Stored data
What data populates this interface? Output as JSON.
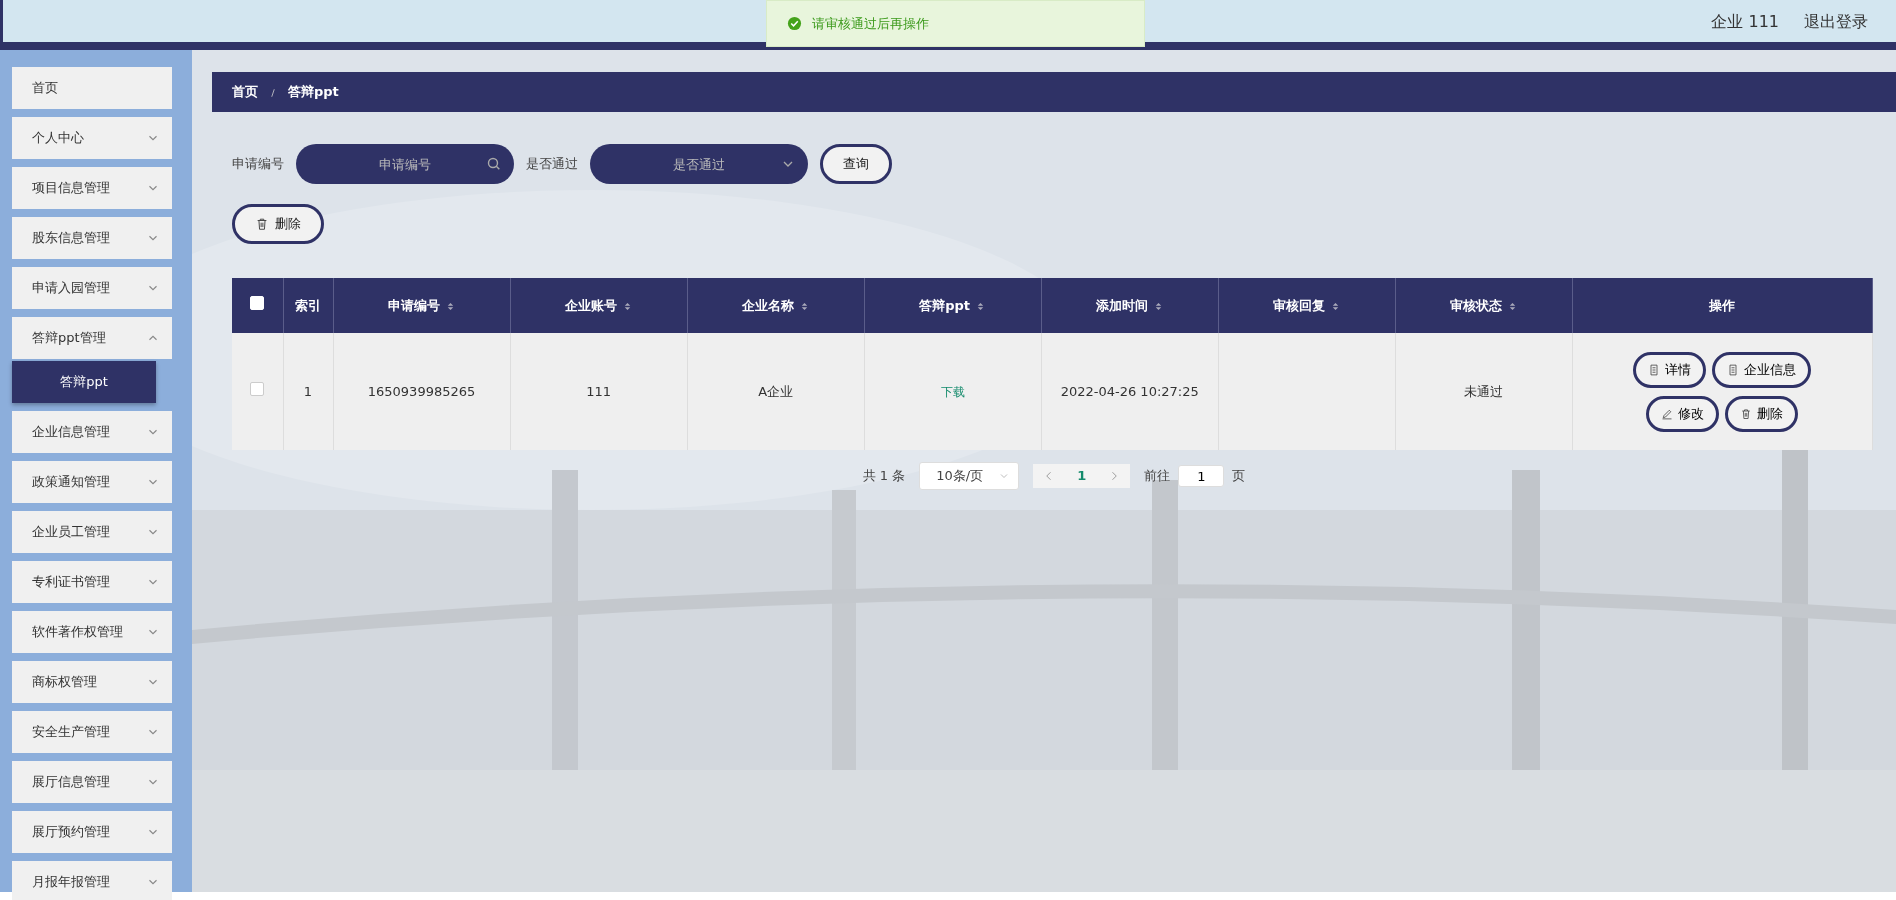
{
  "toast": {
    "text": "请审核通过后再操作"
  },
  "header": {
    "user": "企业 111",
    "logout": "退出登录"
  },
  "sidebar": {
    "items": [
      {
        "label": "首页",
        "expandable": false
      },
      {
        "label": "个人中心",
        "expandable": true,
        "expanded": false
      },
      {
        "label": "项目信息管理",
        "expandable": true,
        "expanded": false
      },
      {
        "label": "股东信息管理",
        "expandable": true,
        "expanded": false
      },
      {
        "label": "申请入园管理",
        "expandable": true,
        "expanded": false
      },
      {
        "label": "答辩ppt管理",
        "expandable": true,
        "expanded": true,
        "children": [
          {
            "label": "答辩ppt",
            "selected": true
          }
        ]
      },
      {
        "label": "企业信息管理",
        "expandable": true,
        "expanded": false
      },
      {
        "label": "政策通知管理",
        "expandable": true,
        "expanded": false
      },
      {
        "label": "企业员工管理",
        "expandable": true,
        "expanded": false
      },
      {
        "label": "专利证书管理",
        "expandable": true,
        "expanded": false
      },
      {
        "label": "软件著作权管理",
        "expandable": true,
        "expanded": false
      },
      {
        "label": "商标权管理",
        "expandable": true,
        "expanded": false
      },
      {
        "label": "安全生产管理",
        "expandable": true,
        "expanded": false
      },
      {
        "label": "展厅信息管理",
        "expandable": true,
        "expanded": false
      },
      {
        "label": "展厅预约管理",
        "expandable": true,
        "expanded": false
      },
      {
        "label": "月报年报管理",
        "expandable": true,
        "expanded": false
      }
    ]
  },
  "breadcrumb": [
    "首页",
    "答辩ppt"
  ],
  "search": {
    "fields": [
      {
        "label": "申请编号",
        "placeholder": "申请编号",
        "kind": "input"
      },
      {
        "label": "是否通过",
        "placeholder": "是否通过",
        "kind": "select"
      }
    ],
    "button": "查询"
  },
  "actions": {
    "delete": "删除"
  },
  "table": {
    "select_all": false,
    "columns": [
      {
        "label": "索引",
        "sortable": false
      },
      {
        "label": "申请编号",
        "sortable": true
      },
      {
        "label": "企业账号",
        "sortable": true
      },
      {
        "label": "企业名称",
        "sortable": true
      },
      {
        "label": "答辩ppt",
        "sortable": true
      },
      {
        "label": "添加时间",
        "sortable": true
      },
      {
        "label": "审核回复",
        "sortable": true
      },
      {
        "label": "审核状态",
        "sortable": true
      },
      {
        "label": "操作",
        "sortable": false
      }
    ],
    "rows": [
      {
        "checked": false,
        "index": "1",
        "application_no": "1650939985265",
        "account": "111",
        "company": "A企业",
        "ppt": "下载",
        "added": "2022-04-26 10:27:25",
        "status": "未通过",
        "buttons": [
          {
            "label": "详情",
            "kind": "doc"
          },
          {
            "label": "企业信息",
            "kind": "doc"
          },
          {
            "label": "修改",
            "kind": "edit"
          },
          {
            "label": "删除",
            "kind": "trash"
          }
        ]
      }
    ]
  },
  "pagination": {
    "total": "共 1 条",
    "page_size": "10条/页",
    "pages": [
      {
        "label": "1",
        "selected": true
      }
    ],
    "goto_label": "前往",
    "goto_value": "1",
    "goto_suffix": "页"
  }
}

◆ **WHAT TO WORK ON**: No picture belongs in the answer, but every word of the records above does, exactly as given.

◆ **WRITTEN SOLUTION**:
What data populates this interface? Output as JSON.
{
  "toast": {
    "text": "请审核通过后再操作"
  },
  "header": {
    "user": "企业 111",
    "logout": "退出登录"
  },
  "sidebar": {
    "items": [
      {
        "label": "首页",
        "expandable": false
      },
      {
        "label": "个人中心",
        "expandable": true,
        "expanded": false
      },
      {
        "label": "项目信息管理",
        "expandable": true,
        "expanded": false
      },
      {
        "label": "股东信息管理",
        "expandable": true,
        "expanded": false
      },
      {
        "label": "申请入园管理",
        "expandable": true,
        "expanded": false
      },
      {
        "label": "答辩ppt管理",
        "expandable": true,
        "expanded": true,
        "children": [
          {
            "label": "答辩ppt",
            "selected": true
          }
        ]
      },
      {
        "label": "企业信息管理",
        "expandable": true,
        "expanded": false
      },
      {
        "label": "政策通知管理",
        "expandable": true,
        "expanded": false
      },
      {
        "label": "企业员工管理",
        "expandable": true,
        "expanded": false
      },
      {
        "label": "专利证书管理",
        "expandable": true,
        "expanded": false
      },
      {
        "label": "软件著作权管理",
        "expandable": true,
        "expanded": false
      },
      {
        "label": "商标权管理",
        "expandable": true,
        "expanded": false
      },
      {
        "label": "安全生产管理",
        "expandable": true,
        "expanded": false
      },
      {
        "label": "展厅信息管理",
        "expandable": true,
        "expanded": false
      },
      {
        "label": "展厅预约管理",
        "expandable": true,
        "expanded": false
      },
      {
        "label": "月报年报管理",
        "expandable": true,
        "expanded": false
      }
    ]
  },
  "breadcrumb": [
    "首页",
    "答辩ppt"
  ],
  "search": {
    "fields": [
      {
        "label": "申请编号",
        "placeholder": "申请编号",
        "kind": "input"
      },
      {
        "label": "是否通过",
        "placeholder": "是否通过",
        "kind": "select"
      }
    ],
    "button": "查询"
  },
  "actions": {
    "delete": "删除"
  },
  "table": {
    "select_all": false,
    "columns": [
      {
        "label": "索引",
        "sortable": false
      },
      {
        "label": "申请编号",
        "sortable": true
      },
      {
        "label": "企业账号",
        "sortable": true
      },
      {
        "label": "企业名称",
        "sortable": true
      },
      {
        "label": "答辩ppt",
        "sortable": true
      },
      {
        "label": "添加时间",
        "sortable": true
      },
      {
        "label": "审核回复",
        "sortable": true
      },
      {
        "label": "审核状态",
        "sortable": true
      },
      {
        "label": "操作",
        "sortable": false
      }
    ],
    "rows": [
      {
        "checked": false,
        "index": "1",
        "application_no": "1650939985265",
        "account": "111",
        "company": "A企业",
        "ppt": "下载",
        "added": "2022-04-26 10:27:25",
        "status": "未通过",
        "buttons": [
          {
            "label": "详情",
            "kind": "doc"
          },
          {
            "label": "企业信息",
            "kind": "doc"
          },
          {
            "label": "修改",
            "kind": "edit"
          },
          {
            "label": "删除",
            "kind": "trash"
          }
        ]
      }
    ]
  },
  "pagination": {
    "total": "共 1 条",
    "page_size": "10条/页",
    "pages": [
      {
        "label": "1",
        "selected": true
      }
    ],
    "goto_label": "前往",
    "goto_value": "1",
    "goto_suffix": "页"
  }
}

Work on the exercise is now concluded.